The CalSol team claims not to mind the disparity in resources, or the fact that some teams have 30 members to CalSol's 10 and haul their cars across country in custom buses with designer logos. The Berkeley team rents a truck from Ryder to tow a homemade trailer. "It seems almost obscene to spend $200,000 just on a solar array for a car when we can build three Solar Bears for that," shrugs Mandernack. And although CalSol did spring for a $17,000 high-efficiency motor that's specially made for solar cars, they're not using Bridgestone's solar-car tires, which cost $90 apiece and are so temperamental that 20 to 30 would be required to make it through the race. Instead, they're using a more rugged $10 moped tire.
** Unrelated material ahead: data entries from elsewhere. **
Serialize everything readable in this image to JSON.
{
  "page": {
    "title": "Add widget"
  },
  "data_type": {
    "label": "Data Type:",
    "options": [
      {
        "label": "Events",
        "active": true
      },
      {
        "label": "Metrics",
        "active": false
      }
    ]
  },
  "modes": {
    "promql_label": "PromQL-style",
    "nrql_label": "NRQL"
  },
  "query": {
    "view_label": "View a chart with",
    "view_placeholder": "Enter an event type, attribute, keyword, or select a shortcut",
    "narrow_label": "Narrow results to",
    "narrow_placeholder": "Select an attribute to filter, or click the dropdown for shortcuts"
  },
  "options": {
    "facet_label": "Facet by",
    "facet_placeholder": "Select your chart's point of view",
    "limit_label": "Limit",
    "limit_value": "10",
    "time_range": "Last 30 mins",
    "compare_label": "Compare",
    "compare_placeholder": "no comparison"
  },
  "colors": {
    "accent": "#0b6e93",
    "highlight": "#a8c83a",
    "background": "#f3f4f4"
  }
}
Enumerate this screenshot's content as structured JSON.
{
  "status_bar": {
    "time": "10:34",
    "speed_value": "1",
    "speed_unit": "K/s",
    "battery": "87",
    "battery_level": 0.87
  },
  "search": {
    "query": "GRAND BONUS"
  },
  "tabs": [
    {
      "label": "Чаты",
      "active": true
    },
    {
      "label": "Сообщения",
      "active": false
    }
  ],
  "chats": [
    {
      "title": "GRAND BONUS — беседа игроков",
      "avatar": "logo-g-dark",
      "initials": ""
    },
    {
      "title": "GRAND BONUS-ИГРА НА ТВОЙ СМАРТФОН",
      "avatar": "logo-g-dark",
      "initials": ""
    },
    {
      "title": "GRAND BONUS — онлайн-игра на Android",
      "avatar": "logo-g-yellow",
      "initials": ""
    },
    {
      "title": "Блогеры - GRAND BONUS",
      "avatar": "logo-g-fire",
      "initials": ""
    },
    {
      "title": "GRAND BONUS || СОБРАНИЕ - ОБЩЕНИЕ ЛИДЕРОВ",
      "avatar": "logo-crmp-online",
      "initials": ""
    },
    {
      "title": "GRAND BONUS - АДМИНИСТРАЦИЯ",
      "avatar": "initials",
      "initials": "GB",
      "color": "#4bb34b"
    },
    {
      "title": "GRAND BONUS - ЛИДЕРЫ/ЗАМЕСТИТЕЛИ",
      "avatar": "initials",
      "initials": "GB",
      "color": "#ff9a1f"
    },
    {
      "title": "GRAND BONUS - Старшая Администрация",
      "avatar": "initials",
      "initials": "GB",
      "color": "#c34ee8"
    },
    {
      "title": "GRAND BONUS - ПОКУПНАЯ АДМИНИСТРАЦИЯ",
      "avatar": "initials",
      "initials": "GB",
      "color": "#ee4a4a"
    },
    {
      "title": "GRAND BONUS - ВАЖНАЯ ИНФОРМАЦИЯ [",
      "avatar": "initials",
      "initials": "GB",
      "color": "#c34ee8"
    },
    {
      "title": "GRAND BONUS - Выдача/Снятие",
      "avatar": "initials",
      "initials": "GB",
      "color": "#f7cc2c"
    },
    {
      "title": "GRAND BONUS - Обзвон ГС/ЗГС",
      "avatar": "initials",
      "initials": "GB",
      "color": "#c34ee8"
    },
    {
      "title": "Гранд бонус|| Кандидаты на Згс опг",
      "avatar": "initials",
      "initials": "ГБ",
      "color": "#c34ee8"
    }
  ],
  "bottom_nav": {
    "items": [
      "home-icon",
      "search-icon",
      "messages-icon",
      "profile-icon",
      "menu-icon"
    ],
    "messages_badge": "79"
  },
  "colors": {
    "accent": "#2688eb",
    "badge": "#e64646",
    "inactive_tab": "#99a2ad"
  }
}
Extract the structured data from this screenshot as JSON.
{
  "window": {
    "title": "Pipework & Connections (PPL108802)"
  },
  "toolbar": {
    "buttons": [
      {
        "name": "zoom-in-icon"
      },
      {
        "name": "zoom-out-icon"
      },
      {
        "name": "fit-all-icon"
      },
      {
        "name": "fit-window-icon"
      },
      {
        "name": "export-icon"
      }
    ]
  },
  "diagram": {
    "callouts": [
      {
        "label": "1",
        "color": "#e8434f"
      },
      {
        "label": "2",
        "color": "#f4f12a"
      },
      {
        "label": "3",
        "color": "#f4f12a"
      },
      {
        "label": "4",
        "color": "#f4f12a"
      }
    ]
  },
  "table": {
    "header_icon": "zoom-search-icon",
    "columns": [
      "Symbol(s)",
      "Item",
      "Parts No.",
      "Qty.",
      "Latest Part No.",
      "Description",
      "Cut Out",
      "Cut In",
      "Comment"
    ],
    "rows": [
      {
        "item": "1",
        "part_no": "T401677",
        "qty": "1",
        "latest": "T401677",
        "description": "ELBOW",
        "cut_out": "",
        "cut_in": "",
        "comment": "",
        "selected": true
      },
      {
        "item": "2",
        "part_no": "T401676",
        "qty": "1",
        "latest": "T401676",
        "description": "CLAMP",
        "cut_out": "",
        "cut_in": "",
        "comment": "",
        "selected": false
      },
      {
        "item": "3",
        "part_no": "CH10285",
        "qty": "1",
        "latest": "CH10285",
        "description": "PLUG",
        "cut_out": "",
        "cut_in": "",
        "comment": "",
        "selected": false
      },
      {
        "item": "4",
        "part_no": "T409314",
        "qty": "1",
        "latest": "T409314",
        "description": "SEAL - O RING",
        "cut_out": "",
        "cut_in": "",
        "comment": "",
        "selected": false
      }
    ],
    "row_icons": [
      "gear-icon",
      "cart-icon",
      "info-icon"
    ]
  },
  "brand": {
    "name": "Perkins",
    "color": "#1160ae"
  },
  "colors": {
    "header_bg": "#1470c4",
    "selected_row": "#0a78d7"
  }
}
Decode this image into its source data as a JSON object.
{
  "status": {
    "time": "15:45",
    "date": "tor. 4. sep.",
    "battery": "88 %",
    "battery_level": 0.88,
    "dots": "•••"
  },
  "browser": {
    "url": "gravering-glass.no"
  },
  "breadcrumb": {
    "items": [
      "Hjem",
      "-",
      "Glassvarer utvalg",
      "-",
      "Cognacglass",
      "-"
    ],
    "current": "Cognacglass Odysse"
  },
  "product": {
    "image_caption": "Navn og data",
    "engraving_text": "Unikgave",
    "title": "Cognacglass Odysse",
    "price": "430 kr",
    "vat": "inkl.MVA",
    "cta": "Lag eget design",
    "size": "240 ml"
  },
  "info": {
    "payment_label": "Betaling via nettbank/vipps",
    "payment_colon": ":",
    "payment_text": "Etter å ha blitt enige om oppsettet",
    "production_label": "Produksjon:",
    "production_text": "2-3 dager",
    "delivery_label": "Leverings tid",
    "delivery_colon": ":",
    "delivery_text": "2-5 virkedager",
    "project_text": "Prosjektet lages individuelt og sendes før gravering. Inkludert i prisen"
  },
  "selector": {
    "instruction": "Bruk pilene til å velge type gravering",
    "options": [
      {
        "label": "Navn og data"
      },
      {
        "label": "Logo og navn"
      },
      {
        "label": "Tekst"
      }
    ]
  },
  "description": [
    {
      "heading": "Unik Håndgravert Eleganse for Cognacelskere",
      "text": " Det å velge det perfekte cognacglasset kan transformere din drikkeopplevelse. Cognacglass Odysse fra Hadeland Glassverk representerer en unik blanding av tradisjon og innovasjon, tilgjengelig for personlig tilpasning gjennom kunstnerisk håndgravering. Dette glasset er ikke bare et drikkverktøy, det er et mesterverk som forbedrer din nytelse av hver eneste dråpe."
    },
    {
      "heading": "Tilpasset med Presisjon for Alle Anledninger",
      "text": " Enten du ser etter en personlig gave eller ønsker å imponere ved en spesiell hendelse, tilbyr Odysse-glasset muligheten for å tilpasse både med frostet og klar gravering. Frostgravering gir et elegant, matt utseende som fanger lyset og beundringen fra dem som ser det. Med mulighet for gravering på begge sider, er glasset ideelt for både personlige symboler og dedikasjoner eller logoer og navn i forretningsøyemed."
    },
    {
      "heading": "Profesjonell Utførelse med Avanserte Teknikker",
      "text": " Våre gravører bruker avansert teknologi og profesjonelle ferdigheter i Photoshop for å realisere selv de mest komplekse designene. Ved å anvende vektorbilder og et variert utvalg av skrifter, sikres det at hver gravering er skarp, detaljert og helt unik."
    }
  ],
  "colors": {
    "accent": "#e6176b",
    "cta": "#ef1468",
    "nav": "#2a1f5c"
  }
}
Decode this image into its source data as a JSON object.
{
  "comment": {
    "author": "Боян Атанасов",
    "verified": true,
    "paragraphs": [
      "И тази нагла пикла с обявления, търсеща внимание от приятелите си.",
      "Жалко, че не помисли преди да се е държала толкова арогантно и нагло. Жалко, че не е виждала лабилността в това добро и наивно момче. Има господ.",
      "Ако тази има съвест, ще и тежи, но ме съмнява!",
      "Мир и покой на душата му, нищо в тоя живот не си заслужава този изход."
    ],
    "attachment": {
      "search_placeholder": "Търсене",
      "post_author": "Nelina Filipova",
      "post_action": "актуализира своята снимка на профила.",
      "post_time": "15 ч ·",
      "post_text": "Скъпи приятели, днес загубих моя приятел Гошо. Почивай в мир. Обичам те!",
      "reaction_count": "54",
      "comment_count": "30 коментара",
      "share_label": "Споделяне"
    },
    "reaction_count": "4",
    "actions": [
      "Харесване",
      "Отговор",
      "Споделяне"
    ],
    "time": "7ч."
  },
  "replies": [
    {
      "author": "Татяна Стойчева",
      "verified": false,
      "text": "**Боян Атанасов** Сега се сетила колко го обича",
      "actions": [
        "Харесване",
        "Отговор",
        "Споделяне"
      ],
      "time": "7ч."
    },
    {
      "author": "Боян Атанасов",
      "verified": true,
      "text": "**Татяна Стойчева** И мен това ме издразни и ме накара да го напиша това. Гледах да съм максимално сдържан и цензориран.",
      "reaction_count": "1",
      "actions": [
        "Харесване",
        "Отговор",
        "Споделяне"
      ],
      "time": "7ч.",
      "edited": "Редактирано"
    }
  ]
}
Solar Bear holds eight 12-volt batteries, which when fully charged can keep the car running most of the day at 35 mph even when it's cloudy. It uses a regenerative braking system, meaning when the driver pushes on the brakes just a little, the motor recharges the batteries and slows the car; if he slams down on the brake pedal, disc brakes take over. The shell is made from a lightweight but sturdy carbon-fiber composite that the team members cast themselves using giant molds. "It's pretty tough, and would be pretty safe in a crash," says Mandernack. "We have to do impact analyses to qualify for the race."
For the CalSol team, just getting the car on the highway represents a satisfying conclusion to four years of hard work. Some have been putting in as much as 30 hours a week this summer, on top of full-time jobs, to get the car race-worthy. They do it not to save the world through solar power, but because they are - forgive the stereotype - male engineers. Team member John Connors, a fourth-year computer science and math double major, sums up the motivation best: "I like cars, and I like to work with my hands."
While other alternative cars, such as the Supermileage and the Human Powered vehicles, are also being built and raced by Berkeley student teams, the 10-day solar car competition has a unique appeal. It takes place on the open road. "Other vehicle teams just race around a track a few times," sniffs Mandernack. "We put more miles on our car just during the qualifier than other kinds of cars will ever have in their lives. And now we're about to race 2,300 miles in something we built ourselves from the ground up, which is pretty cool."
And they're off – sort of! The race began Sunday, July 13, but CalSol and entries from two other universities suffered last-minute mechanical problems that kept them from departing on time. According to American Solar Challenge, all three cars eventually made it out of the starting gate in Chicago, but at last report CalSol was quite a few miles behind in the race. Daily updates and rankings are posted on the American Solar Challenge website.